Wilson, a Colombian migrant who also arrived about a month ago with his wife and three children, said he was heartened by the toy and clothing donations from the community, which made them feel welcome. “The neighborhood has received us well and treats us with respect,” he said in an interview in Spanish outside the Riverside shelter. “There’s confidence and security.”
That’s a far cry from what some predicted in a New York Post story, when news broke that the Belnord Hotel and Riverside Terrace would be used as city shelters. One UWS resident told the Post “Bottom line is, they are bombarding us….It’s going to be the beginning of a gradual decline of our beautiful, historic, desirable neighborhood.”
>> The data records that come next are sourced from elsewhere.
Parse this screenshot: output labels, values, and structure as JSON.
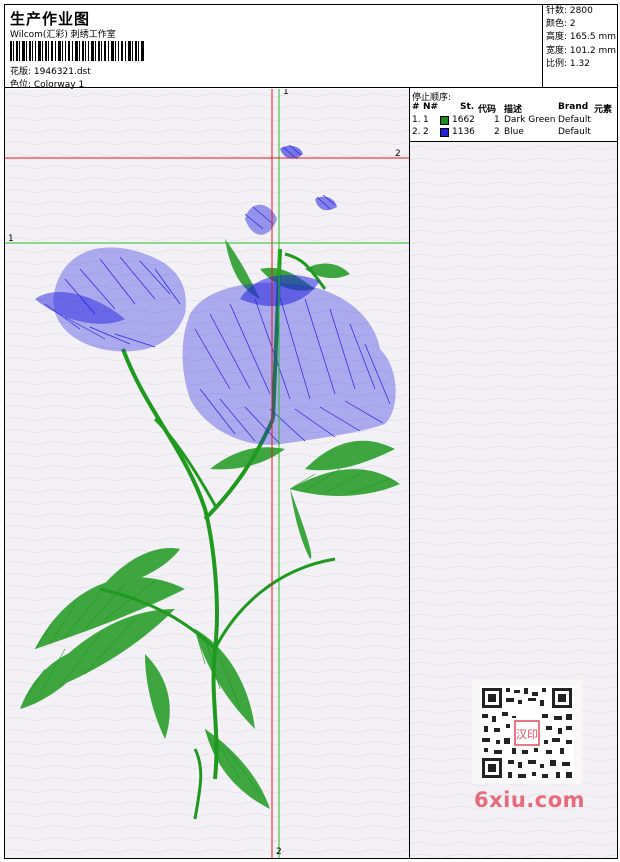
{
  "header": {
    "title": "生产作业图",
    "subtitle": "Wilcom(汇彩) 刺绣工作室",
    "file": "花版: 1946321.dst",
    "colorway": "色位: Colorway 1"
  },
  "stats": {
    "stitches": "针数: 2800",
    "colors": "颜色: 2",
    "height": "高度: 165.5 mm",
    "width": "宽度: 101.2 mm",
    "scale": "比例: 1.32"
  },
  "sequence": {
    "title": "停止顺序:",
    "columns": [
      "#",
      "N#",
      "St.",
      "代码",
      "描述",
      "Brand",
      "元素"
    ],
    "rows": [
      {
        "num": "1.",
        "n": "1",
        "color": "#1b8a1b",
        "stitches": "1662",
        "code": "1",
        "desc": "Dark Green",
        "brand": "Default"
      },
      {
        "num": "2.",
        "n": "2",
        "color": "#1f1fd6",
        "stitches": "1136",
        "code": "2",
        "desc": "Blue",
        "brand": "Default"
      }
    ]
  },
  "guides": {
    "v1": "1",
    "v2": "2",
    "h1": "1",
    "h2": "2"
  },
  "watermark": {
    "site": "6xiu.com",
    "seal": "汉印"
  },
  "colors": {
    "green_thread": "#1f9a1f",
    "blue_thread": "#2424e0",
    "guide_red": "#e01818",
    "guide_green": "#22c022"
  }
}
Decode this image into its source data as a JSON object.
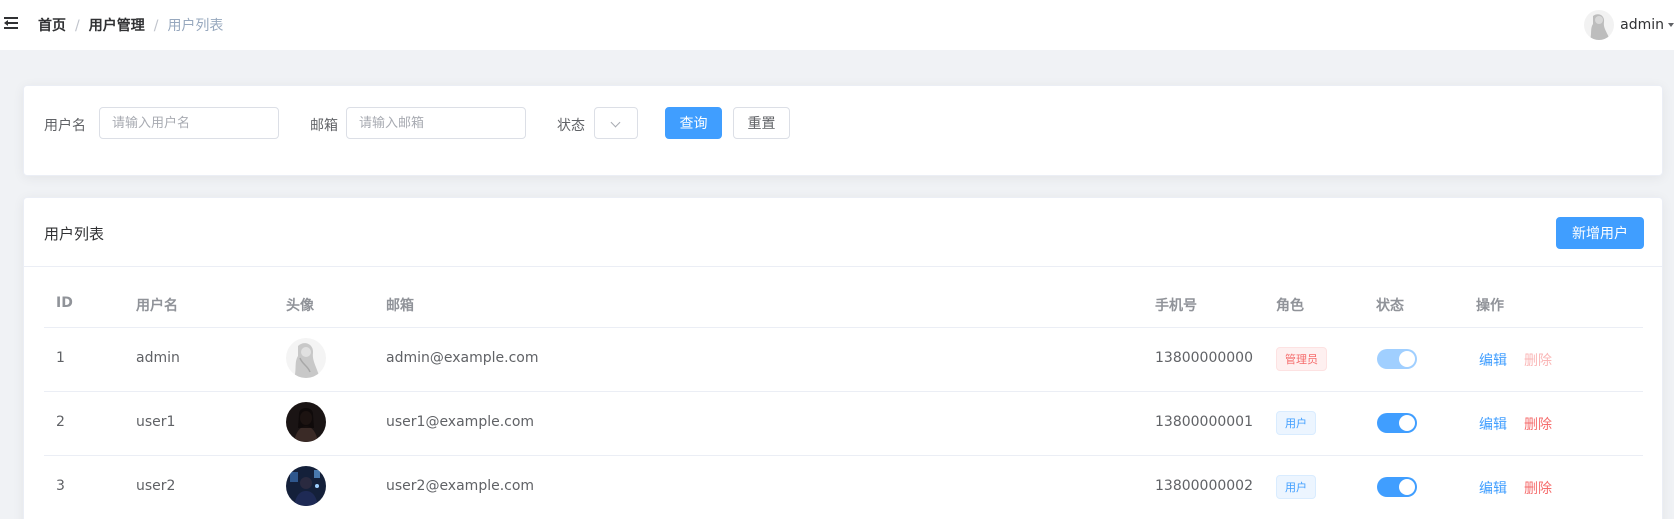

When the Rag interviewed several neighbors of the new residents at the Belnord Hotel and Riverside Terrace, they offered more welcoming assessments. Joel, a 35-year resident of the Belnord Hotel (his is one of several families that have lived there for years), describes his new neighbors as polite and quiet. “So far, we haven’t had any problems,” he said in Spanish while standing with his wife, Celina, and Jesús, their son. “They are all family-oriented people with children.”
Jose, a security guard who has worked at the Belnord Hotel for the past three months, also emphasized the newcomers’ integrity and the favorable relationships they have forged with the neighborhood. “There haven’t been any altercations, everything has been good,” he said during a cigarette break.
For an area that has become increasingly unaffordable and progressively less diverse in recent years, the temporary shelters provide a space for new families to become part of the Upper West Side community. “We need an immigrant shelter,” said Ben, a West 87th Street resident of 10 years, standing outside his building, a few feet away from the Belnord Hotel. “This is a difficult neighborhood to come into as a migrant, with a pretty high cost of living.”
Riverside Terrace neighbors echo the opinions of their West 87th Street counterparts. Speaking in front of their five-story building, Kenneth and Carlos, both from Costa Rica, think the Upper West Side has evolved greatly since they arrived. “The neighborhood has become very diverse; historically, it had been very white” said Carlos, who moved to the area in 2008, in an interview in Spanish. “As migrants ourselves, we empathize with them,” added Kenneth.
Zafarou, who has lived in the area his whole life, added, “America is a place where no one is really supposed to be, except for the native Americans. They [the migrants] are obviously good people. They’re here to find a better life.”